In a yet-to-be-published study, Charles Gerba, a microbiologist at the University of Arizona, found that nearly 90% of bathroom towels are contaminated with coliform bacteria, a broad class of bacteria found in human faeces, according to Time Magazine. Charles also found that 14% of bathroom towels contain E. coli. He has previously published research on the correlation between the presence of bacteria on kitchen hand towels and how often these towels are washed.
Towels trap bacteria from human surfaces and it's easy for bacteria to grown on them because they are damp, warm, and live in dark bathrooms. Fortunately, Emily Martin, an assistant professor of epidemiology at the University of Michigan School of Public Health told Time that most of the bacteria will not be harmful, since they come from you.

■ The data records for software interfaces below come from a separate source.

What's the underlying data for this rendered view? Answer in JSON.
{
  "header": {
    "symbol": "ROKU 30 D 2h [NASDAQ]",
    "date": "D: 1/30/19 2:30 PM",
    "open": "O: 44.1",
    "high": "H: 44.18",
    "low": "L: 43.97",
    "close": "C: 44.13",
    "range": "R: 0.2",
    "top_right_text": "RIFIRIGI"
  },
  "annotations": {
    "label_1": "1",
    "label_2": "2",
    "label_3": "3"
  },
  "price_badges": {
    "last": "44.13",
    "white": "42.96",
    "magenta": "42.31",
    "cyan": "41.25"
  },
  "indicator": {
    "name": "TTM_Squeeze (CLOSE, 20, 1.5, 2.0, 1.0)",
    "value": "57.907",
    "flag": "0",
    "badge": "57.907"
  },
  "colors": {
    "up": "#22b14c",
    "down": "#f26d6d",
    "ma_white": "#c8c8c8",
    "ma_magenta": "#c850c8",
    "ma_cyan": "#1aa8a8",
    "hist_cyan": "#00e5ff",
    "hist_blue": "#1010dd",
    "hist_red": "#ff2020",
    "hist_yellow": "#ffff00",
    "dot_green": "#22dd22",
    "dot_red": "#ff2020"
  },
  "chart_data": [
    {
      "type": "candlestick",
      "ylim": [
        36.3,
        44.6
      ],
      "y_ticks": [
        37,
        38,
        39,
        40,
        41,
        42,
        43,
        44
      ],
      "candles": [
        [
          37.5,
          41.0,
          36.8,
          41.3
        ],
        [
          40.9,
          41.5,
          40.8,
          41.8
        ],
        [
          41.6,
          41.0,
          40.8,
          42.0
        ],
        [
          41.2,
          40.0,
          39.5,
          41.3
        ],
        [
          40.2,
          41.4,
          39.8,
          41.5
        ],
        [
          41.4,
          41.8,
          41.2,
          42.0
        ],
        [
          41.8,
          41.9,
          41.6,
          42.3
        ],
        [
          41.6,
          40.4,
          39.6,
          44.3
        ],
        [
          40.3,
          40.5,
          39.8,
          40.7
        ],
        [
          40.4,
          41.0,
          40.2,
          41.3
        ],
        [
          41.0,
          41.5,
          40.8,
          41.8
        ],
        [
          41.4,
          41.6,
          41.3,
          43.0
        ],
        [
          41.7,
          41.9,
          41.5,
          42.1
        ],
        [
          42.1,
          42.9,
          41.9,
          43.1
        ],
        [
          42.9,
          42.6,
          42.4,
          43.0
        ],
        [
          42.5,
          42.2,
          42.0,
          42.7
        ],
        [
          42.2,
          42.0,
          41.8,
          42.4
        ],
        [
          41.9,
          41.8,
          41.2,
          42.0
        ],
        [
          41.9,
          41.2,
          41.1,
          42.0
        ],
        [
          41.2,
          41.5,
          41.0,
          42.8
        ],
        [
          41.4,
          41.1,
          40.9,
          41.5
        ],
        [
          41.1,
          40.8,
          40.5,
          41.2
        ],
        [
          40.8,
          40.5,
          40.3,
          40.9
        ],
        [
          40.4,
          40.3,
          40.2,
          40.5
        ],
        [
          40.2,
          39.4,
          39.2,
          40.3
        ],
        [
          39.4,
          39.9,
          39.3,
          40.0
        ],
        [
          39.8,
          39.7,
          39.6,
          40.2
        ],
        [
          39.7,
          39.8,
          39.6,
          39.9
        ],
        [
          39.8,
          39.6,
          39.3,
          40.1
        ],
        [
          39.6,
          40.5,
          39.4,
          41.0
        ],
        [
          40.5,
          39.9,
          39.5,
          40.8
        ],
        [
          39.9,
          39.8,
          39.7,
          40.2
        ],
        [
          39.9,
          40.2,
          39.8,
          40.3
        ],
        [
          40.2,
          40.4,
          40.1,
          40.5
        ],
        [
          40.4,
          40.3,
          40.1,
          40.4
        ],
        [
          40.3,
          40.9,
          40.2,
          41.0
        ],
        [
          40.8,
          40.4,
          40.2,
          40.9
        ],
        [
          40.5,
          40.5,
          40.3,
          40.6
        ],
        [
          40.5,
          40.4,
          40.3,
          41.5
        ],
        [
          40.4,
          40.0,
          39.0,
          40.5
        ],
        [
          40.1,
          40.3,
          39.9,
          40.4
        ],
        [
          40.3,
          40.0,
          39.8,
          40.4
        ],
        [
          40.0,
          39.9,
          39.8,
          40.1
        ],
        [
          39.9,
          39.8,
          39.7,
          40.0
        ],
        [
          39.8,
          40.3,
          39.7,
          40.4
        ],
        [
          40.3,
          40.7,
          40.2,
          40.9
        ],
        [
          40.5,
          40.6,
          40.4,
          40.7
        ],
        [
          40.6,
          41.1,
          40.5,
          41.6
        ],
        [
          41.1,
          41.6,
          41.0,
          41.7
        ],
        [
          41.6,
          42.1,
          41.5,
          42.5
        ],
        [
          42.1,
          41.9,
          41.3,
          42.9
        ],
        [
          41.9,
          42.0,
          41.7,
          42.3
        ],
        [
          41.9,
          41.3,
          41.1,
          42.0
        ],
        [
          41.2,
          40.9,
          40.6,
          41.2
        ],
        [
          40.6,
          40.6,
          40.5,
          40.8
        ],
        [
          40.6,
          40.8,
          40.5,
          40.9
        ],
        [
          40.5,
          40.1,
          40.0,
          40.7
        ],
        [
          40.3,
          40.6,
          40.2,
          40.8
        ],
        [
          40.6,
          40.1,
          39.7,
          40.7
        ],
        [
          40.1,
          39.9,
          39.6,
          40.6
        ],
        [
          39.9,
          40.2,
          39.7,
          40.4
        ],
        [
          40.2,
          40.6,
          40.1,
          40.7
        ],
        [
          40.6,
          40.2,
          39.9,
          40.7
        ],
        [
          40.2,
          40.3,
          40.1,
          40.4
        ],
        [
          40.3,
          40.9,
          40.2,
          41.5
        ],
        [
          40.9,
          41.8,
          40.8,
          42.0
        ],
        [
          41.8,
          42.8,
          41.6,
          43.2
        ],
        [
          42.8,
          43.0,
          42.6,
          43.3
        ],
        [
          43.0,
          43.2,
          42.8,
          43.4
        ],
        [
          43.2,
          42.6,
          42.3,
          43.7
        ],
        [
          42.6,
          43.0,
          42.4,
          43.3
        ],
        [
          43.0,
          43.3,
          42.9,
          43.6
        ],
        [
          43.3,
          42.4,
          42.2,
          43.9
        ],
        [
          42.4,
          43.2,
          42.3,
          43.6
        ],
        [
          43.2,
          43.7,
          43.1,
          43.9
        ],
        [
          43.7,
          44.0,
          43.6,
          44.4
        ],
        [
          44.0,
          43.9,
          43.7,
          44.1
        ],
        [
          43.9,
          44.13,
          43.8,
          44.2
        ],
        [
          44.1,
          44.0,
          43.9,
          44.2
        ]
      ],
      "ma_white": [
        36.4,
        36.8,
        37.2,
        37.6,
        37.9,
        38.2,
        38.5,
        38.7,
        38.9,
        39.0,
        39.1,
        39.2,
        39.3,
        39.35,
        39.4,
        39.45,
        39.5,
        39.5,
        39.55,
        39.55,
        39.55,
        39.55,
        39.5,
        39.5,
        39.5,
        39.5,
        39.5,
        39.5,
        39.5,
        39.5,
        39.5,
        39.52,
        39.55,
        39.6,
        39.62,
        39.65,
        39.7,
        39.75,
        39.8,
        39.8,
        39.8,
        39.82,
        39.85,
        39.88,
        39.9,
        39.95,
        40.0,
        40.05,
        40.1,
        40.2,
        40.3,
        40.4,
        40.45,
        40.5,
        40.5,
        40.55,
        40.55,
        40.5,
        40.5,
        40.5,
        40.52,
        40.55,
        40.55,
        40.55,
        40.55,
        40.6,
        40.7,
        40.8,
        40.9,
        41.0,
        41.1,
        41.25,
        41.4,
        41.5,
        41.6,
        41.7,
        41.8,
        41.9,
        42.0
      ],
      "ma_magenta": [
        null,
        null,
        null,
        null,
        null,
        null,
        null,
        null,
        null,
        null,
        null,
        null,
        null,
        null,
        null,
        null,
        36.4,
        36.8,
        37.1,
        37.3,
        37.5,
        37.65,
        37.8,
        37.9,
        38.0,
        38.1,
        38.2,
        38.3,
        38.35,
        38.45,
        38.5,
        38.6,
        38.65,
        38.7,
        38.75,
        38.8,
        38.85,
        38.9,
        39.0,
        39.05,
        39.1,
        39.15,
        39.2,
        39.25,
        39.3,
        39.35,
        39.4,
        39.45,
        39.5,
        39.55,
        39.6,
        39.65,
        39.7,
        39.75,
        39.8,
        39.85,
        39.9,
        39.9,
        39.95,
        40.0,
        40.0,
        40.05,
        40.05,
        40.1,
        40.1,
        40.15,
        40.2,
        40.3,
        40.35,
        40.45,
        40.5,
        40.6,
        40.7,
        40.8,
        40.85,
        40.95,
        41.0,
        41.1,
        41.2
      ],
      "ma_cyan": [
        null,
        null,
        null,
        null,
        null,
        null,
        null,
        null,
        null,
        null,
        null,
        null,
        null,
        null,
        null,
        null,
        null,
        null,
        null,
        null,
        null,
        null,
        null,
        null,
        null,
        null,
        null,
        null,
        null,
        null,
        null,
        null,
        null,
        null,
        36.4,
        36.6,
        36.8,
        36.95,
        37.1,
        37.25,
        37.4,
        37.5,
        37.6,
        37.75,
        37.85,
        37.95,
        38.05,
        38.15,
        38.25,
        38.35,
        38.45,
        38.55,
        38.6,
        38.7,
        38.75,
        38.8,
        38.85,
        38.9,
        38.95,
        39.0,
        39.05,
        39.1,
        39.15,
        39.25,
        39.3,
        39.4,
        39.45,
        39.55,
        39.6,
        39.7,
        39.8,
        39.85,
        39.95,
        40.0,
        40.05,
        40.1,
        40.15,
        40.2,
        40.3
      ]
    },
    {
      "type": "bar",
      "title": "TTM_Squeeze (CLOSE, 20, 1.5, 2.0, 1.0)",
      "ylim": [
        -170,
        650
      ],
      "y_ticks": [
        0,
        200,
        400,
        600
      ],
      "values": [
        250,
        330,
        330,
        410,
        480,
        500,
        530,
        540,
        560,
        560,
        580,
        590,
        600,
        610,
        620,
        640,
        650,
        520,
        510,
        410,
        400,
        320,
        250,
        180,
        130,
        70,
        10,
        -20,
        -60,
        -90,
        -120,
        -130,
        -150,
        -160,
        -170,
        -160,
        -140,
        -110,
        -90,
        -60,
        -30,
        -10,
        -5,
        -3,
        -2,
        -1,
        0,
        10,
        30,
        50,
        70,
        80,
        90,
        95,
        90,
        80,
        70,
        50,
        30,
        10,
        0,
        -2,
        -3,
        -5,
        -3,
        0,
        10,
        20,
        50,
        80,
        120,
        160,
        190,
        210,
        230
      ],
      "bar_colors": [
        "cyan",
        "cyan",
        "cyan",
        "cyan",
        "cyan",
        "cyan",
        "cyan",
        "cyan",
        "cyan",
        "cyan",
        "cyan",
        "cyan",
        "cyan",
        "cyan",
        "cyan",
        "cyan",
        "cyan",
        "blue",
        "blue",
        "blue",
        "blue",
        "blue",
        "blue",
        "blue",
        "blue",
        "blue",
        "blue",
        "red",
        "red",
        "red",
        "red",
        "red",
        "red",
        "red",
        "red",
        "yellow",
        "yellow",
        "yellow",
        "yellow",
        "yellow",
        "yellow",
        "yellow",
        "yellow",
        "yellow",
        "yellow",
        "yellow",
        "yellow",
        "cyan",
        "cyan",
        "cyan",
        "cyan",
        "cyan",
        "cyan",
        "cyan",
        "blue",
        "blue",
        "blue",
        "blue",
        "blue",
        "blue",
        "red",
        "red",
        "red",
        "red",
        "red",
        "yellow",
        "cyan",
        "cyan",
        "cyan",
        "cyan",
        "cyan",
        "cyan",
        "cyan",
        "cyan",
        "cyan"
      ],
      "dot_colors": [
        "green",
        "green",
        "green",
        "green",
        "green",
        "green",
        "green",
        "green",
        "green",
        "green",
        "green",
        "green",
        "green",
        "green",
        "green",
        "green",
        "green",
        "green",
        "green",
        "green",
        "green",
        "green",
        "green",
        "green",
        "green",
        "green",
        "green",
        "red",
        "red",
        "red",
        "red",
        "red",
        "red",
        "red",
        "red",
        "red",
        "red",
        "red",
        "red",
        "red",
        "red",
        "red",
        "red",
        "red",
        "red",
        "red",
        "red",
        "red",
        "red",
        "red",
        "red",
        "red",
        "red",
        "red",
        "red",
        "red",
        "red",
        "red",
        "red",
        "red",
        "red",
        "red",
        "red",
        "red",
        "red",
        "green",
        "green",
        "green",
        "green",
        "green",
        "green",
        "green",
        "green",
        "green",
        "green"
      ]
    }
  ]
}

“Our bodies are adapted to being able to live in this environment with all of these microbes around,” Emily says. Although it is unlikely that you’ll get sick, you could be at risk if you share towels and have cuts or abrasions that the bacteria and microbes from the towels could enter your body through.
While towels will never be completely germ-free, the amount of bacteria can be limited with far more regular washing than probably you’re doing now. Charles says bathroom towels should be washed after about two days of use, especially if the household has young children in it. To properly eliminate bacteria, Charles advises using a detergent with activated oxygen bleach, as normal detergent will not thoroughly clean them.
Additionally, Susan Whittier, director of clinical microbiology at New York-Presbyterian and Columbia University Medical Center, told Time that if your towels dry completely in between use, the chance of passing bacteria between people becomes almost zero. Still, she recommends washing all towels at least once a week (and if they smell, it’s definitely time to get those in the washing machine!).
This article originally appeared on Men’s Health US.